(Collected data)
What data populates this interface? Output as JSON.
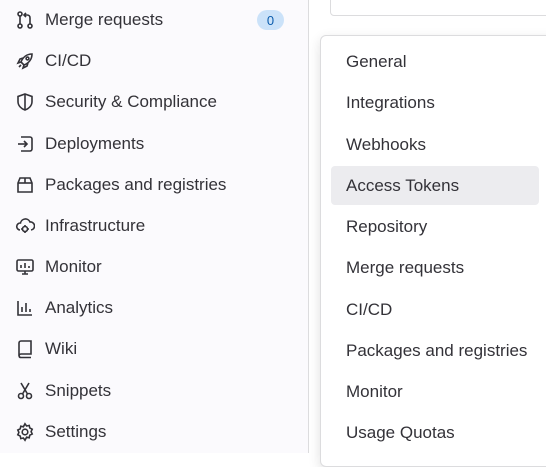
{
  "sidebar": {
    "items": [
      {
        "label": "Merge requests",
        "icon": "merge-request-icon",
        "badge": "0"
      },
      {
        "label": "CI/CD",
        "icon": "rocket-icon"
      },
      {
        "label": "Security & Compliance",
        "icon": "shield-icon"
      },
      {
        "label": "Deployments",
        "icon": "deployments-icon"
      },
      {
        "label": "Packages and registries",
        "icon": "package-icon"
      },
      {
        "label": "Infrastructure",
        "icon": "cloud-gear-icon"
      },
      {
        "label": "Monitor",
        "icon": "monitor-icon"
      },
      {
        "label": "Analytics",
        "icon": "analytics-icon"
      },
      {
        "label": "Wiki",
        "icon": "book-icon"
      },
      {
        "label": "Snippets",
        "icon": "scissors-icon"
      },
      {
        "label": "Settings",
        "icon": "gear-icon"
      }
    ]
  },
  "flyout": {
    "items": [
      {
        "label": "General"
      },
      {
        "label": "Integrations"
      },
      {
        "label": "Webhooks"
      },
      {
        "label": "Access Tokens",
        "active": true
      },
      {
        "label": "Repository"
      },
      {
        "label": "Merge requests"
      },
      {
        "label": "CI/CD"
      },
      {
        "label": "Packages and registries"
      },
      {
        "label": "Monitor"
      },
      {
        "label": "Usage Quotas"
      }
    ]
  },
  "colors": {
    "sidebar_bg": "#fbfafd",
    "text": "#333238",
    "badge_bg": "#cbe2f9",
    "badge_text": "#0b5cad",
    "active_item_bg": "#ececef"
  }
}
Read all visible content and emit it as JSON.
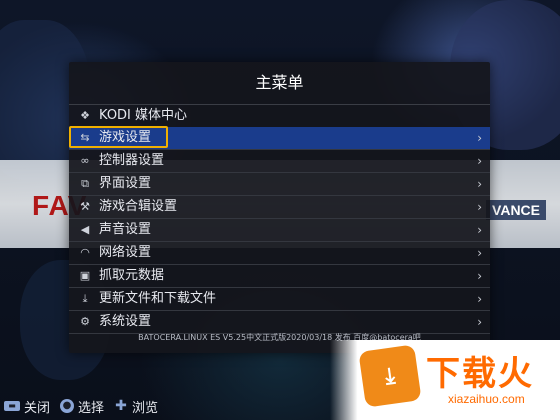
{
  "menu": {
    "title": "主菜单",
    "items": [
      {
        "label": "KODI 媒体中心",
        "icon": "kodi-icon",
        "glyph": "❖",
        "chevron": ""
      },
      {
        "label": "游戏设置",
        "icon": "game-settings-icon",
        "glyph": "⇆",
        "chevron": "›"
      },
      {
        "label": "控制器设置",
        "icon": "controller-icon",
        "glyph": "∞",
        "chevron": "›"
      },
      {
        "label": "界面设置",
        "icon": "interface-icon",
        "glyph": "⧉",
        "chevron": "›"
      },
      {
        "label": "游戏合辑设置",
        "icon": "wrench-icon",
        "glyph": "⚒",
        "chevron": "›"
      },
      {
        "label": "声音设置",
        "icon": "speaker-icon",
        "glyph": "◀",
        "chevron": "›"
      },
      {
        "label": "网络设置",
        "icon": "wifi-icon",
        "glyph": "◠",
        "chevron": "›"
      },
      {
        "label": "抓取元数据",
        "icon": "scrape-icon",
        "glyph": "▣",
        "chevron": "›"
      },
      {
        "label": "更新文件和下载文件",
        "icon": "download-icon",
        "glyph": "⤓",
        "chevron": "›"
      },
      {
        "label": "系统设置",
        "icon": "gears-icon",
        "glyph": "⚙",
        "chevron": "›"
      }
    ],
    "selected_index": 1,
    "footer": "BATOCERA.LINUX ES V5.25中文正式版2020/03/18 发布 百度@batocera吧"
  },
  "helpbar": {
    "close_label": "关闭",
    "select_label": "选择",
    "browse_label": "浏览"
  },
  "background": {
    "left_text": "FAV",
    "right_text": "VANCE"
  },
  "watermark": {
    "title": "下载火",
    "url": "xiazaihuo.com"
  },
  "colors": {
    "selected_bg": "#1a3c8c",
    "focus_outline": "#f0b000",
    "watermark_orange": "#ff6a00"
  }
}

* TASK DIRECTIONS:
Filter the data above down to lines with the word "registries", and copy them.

* ANSWER TO THE EXERCISE:
        "label": "Packages and registries",
        "label": "Packages and registries"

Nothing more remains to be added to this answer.